The consensus among the lawyer and physician panelists who spoke at Thursday's forum was that the trigger law is vague, so it's hard to know what scenarios will and won't be prosecuted.

According to the law, licensed physicians are the only ones who have an affirmative defense, so it's conceivable that anyone who self-manages abortions could be held liable, panelists said.

So what is legal in Tennessee?

It is not against the law for a person from Tennessee to go to another state where abortion is legal, obtain an abortion there and then return to Tennessee.

Dietz said that person may travel to another state pharmacy and get abortion pills, but they must complete the regime while they're in that state.

"If they bring some of the pills back to finish the course of treatment with the pills, and they do that in Tennessee, that's a violation of the law," he said.

(READ MORE: Supreme Court decision further limits abortion access for Chattanooga women)

Dr. Ellen Clayton, a law professor and pediatrician at Vanderbilt University, who spoke at Thursday's forum, said a miscarriage is not defined as an abortion under the law.

"So providing care to women who have miscarriages is something that the law actually permits," she said.

Dr. Katrina Green, an emergency medicine physician from Middle Tennessee, said there's no way for a provider to tell the difference between a miscarriage and a self-induced medication abortion.

"So maybe you don't mention that," she said. "While all of us up here would not report someone for self-induced abortion, there are providers out there who would."

Clayton also recommends not sharing actions related to abortion on social media and to be wary about internet searches.

"We live in a surveillance society, we do. And in an environment where women are going to be punished for making these kinds of decisions. You have to be smart," she said.

Most importantly, Green said, people who are experiencing a medical emergency should never hesitate to seek care.

"We are mandated by federal law to treat any pregnant person who comes to the emergency department, no matter what the law is in the state," she said. "If you're pregnant, and you're having an issue, please come to the ER. Don't wait."

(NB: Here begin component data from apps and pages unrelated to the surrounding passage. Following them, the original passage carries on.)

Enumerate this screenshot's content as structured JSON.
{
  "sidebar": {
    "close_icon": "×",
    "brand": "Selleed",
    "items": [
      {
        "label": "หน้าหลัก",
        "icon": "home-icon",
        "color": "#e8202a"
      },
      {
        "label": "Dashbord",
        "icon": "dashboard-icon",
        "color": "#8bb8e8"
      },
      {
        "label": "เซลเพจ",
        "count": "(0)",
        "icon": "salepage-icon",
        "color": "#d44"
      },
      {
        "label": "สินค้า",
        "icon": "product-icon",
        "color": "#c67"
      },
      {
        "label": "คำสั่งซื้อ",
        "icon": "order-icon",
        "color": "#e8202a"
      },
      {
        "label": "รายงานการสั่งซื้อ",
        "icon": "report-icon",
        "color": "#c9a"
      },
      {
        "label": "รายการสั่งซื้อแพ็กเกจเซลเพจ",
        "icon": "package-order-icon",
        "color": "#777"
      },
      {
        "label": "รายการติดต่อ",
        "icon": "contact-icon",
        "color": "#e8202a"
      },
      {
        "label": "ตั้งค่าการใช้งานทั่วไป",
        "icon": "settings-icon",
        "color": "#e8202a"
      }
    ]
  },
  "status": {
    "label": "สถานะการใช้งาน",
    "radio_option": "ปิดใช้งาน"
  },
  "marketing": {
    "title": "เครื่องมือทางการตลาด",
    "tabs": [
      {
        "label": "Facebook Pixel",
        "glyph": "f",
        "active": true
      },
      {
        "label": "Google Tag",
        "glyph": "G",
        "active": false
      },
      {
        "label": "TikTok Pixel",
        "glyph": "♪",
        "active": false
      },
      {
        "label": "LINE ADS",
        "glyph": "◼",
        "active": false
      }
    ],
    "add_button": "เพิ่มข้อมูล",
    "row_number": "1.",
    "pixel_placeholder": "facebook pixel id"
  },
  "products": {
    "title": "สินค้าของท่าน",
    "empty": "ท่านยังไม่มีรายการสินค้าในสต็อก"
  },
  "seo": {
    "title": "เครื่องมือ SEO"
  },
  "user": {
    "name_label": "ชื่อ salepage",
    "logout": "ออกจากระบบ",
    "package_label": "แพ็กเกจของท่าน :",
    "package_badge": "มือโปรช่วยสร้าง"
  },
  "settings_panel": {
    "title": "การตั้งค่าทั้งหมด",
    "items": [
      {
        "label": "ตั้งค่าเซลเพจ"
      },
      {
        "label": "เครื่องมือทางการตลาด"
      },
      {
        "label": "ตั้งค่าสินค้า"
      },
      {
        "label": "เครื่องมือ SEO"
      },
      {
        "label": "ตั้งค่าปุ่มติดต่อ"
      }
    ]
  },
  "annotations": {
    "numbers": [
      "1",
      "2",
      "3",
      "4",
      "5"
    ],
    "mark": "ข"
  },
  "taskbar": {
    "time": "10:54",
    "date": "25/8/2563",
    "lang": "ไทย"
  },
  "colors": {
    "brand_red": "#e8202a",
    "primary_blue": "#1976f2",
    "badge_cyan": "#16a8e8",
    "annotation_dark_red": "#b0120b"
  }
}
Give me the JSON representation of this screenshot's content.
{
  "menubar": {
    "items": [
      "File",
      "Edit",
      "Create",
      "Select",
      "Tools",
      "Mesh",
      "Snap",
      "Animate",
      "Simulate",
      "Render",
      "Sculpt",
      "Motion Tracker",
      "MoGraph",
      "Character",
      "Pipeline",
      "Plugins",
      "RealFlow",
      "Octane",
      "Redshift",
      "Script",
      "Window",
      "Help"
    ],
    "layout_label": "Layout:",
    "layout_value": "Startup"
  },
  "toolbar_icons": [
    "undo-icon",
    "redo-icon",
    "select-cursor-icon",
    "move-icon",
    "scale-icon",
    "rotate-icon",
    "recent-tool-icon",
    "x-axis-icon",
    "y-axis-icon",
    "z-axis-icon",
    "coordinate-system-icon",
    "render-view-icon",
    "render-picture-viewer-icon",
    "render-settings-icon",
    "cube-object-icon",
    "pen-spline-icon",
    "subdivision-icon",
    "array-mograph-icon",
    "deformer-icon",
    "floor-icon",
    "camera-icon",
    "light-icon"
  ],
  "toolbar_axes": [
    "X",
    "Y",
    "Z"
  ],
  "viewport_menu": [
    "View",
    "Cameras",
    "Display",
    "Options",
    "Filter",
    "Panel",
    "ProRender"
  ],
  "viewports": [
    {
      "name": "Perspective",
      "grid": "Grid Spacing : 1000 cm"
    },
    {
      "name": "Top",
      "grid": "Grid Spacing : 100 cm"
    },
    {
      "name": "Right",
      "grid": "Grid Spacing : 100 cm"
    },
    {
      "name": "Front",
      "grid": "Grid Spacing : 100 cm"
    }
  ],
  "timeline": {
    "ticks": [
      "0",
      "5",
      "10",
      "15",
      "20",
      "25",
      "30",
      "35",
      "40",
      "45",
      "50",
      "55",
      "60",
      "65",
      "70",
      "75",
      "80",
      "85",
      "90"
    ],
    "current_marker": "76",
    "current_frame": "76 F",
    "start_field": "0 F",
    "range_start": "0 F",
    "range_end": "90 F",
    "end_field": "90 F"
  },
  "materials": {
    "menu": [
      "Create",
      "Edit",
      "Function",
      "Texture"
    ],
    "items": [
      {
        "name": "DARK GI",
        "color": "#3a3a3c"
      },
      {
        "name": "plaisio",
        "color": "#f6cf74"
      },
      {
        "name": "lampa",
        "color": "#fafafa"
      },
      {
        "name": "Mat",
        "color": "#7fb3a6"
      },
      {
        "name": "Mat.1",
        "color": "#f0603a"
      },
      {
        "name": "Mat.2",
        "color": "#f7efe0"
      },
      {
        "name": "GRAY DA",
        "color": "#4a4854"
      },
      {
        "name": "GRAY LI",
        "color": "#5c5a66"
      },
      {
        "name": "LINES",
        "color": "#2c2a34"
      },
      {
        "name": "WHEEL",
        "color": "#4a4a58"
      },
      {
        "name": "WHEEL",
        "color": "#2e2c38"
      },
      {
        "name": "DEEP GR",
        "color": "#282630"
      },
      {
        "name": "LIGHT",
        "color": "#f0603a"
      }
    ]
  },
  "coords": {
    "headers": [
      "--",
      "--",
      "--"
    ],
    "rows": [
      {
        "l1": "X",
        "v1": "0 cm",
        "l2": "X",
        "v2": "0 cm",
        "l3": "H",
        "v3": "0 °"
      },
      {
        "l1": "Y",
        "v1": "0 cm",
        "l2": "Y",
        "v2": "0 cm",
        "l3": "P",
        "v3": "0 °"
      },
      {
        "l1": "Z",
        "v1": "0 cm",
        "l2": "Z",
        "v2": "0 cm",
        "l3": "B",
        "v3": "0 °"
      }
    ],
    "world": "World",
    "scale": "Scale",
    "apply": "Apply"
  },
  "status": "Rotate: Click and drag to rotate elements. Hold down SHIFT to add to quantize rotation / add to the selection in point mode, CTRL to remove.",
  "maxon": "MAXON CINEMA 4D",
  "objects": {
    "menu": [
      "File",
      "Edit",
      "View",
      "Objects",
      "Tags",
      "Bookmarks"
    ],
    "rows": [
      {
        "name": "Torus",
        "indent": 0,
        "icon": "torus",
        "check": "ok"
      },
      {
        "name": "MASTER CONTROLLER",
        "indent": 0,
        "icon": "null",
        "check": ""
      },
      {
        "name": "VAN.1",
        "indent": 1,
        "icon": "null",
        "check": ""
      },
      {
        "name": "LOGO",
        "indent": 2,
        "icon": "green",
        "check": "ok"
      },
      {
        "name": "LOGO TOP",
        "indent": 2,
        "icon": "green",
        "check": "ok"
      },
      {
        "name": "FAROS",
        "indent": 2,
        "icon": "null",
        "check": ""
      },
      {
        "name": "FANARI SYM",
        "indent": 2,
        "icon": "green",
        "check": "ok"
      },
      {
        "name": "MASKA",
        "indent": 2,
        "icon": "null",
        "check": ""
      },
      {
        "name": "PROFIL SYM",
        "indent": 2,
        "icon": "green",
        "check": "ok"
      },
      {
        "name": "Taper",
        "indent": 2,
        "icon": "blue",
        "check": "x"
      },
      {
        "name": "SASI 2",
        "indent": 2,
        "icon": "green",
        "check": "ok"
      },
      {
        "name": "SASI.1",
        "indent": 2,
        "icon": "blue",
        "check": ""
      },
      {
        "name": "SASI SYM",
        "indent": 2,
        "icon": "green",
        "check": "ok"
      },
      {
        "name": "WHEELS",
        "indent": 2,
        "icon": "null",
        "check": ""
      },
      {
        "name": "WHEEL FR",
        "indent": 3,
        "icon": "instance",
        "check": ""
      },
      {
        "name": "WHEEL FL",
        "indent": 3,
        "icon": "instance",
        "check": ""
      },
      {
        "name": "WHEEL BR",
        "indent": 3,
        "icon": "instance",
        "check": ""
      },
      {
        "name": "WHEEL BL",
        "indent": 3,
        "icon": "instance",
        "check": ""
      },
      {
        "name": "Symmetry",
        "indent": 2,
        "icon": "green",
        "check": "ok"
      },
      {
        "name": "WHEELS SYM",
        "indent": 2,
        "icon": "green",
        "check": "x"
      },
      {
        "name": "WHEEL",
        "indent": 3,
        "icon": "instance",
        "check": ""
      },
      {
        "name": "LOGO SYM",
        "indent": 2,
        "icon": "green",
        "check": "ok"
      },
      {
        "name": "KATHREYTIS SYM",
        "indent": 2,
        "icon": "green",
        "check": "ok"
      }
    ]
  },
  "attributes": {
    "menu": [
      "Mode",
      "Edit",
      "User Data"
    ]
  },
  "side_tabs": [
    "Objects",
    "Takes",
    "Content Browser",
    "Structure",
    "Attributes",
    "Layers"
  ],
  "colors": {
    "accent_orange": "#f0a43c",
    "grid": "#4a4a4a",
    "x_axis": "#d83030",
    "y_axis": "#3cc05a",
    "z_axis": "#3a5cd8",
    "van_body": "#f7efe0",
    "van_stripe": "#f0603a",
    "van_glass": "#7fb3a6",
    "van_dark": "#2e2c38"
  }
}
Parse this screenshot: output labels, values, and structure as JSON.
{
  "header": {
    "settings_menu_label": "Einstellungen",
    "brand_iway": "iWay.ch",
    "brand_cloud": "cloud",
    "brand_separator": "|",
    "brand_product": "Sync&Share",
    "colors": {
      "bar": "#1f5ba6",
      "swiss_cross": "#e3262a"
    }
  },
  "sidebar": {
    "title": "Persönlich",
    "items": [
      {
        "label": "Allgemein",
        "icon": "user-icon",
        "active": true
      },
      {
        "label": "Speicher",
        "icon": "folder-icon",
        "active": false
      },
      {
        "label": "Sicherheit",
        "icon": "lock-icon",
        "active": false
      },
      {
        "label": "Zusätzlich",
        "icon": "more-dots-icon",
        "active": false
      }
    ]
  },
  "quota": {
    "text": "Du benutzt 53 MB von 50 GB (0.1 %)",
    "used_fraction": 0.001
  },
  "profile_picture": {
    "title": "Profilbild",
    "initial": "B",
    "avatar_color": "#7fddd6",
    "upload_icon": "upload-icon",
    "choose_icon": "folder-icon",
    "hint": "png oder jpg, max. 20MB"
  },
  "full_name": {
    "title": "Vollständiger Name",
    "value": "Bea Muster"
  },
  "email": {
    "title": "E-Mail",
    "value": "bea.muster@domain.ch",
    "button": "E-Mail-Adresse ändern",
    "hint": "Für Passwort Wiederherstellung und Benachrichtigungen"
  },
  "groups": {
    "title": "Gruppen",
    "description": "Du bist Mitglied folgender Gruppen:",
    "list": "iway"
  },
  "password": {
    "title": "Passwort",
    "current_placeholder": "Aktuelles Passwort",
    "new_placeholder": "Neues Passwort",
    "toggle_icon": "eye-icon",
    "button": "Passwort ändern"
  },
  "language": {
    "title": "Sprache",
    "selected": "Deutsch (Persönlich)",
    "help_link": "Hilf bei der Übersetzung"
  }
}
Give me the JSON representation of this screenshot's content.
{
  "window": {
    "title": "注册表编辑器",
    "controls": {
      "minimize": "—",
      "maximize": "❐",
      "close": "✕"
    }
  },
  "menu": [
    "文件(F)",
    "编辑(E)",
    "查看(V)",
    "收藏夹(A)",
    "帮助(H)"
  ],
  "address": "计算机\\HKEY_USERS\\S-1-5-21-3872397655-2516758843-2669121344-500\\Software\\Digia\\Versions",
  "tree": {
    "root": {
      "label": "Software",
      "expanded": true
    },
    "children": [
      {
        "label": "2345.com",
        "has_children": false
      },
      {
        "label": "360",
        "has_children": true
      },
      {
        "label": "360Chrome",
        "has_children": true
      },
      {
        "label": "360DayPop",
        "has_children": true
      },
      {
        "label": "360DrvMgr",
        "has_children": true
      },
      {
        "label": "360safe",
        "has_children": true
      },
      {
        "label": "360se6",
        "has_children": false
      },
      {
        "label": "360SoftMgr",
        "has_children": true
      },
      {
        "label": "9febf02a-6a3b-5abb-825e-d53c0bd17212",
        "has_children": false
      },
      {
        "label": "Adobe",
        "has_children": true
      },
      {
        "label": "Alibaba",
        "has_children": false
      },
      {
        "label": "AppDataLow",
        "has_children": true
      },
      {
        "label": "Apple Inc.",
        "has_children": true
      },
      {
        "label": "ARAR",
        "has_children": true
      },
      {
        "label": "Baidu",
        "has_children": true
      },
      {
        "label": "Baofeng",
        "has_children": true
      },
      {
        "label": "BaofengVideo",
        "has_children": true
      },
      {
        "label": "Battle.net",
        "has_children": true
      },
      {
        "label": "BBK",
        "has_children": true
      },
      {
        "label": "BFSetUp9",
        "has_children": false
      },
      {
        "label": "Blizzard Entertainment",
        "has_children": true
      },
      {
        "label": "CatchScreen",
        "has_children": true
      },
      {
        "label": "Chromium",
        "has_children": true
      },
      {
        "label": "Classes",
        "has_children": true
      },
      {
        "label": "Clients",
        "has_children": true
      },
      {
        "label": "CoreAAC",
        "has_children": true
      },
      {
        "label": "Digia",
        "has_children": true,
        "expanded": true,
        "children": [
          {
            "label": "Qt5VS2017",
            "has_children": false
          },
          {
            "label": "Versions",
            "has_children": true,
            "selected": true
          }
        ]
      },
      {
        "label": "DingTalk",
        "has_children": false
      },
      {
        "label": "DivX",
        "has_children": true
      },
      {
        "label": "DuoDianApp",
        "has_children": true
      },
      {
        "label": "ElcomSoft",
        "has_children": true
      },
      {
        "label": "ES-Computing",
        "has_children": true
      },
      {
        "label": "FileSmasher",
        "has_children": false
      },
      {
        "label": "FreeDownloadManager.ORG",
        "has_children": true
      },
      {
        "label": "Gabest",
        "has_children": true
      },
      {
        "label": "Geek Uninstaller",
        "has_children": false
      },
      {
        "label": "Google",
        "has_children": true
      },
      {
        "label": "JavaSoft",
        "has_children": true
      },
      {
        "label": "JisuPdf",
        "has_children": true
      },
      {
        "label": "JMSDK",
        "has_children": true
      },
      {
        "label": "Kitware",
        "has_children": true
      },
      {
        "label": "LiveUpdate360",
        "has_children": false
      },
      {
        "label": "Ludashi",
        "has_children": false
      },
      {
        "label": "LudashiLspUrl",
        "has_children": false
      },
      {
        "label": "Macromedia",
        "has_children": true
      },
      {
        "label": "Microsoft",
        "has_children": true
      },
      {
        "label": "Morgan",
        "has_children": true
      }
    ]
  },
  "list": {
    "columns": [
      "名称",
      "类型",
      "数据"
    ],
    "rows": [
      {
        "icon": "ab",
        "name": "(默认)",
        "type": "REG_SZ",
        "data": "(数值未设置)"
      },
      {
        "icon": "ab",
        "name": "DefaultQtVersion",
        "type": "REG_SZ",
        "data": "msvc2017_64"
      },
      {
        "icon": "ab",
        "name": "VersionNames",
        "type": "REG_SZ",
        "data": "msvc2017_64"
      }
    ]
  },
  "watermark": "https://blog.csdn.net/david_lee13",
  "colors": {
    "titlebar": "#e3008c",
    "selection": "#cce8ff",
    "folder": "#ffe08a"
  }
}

Contact Elizabeth Fite at efite@timesfreepress.com or 423-757-6673. Follow her on Twitter @ecfite.